====== RECORDS PROVIDED

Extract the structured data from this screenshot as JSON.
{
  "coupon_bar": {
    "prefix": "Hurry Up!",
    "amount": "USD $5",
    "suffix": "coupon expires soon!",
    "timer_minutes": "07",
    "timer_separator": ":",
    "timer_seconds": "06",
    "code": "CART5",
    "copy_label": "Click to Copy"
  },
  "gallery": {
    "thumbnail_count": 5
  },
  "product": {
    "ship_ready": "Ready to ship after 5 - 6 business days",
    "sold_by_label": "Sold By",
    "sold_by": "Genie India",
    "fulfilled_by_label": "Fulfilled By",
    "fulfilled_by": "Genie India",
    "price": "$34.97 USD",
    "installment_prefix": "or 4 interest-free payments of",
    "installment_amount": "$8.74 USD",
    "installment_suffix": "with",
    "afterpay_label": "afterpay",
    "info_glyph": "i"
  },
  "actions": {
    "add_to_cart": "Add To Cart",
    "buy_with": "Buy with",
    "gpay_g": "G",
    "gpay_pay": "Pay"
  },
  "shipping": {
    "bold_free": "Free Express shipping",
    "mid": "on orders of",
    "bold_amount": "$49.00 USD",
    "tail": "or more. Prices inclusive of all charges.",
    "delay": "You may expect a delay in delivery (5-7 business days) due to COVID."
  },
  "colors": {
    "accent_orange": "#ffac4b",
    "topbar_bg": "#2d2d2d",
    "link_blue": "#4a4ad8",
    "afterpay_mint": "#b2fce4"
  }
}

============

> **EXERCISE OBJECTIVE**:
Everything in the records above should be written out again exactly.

> **SOLUTION TO THIS PROBLEM**:
Extract the structured data from this screenshot as JSON.
{
  "coupon_bar": {
    "prefix": "Hurry Up!",
    "amount": "USD $5",
    "suffix": "coupon expires soon!",
    "timer_minutes": "07",
    "timer_separator": ":",
    "timer_seconds": "06",
    "code": "CART5",
    "copy_label": "Click to Copy"
  },
  "gallery": {
    "thumbnail_count": 5
  },
  "product": {
    "ship_ready": "Ready to ship after 5 - 6 business days",
    "sold_by_label": "Sold By",
    "sold_by": "Genie India",
    "fulfilled_by_label": "Fulfilled By",
    "fulfilled_by": "Genie India",
    "price": "$34.97 USD",
    "installment_prefix": "or 4 interest-free payments of",
    "installment_amount": "$8.74 USD",
    "installment_suffix": "with",
    "afterpay_label": "afterpay",
    "info_glyph": "i"
  },
  "actions": {
    "add_to_cart": "Add To Cart",
    "buy_with": "Buy with",
    "gpay_g": "G",
    "gpay_pay": "Pay"
  },
  "shipping": {
    "bold_free": "Free Express shipping",
    "mid": "on orders of",
    "bold_amount": "$49.00 USD",
    "tail": "or more. Prices inclusive of all charges.",
    "delay": "You may expect a delay in delivery (5-7 business days) due to COVID."
  },
  "colors": {
    "accent_orange": "#ffac4b",
    "topbar_bg": "#2d2d2d",
    "link_blue": "#4a4ad8",
    "afterpay_mint": "#b2fce4"
  }
}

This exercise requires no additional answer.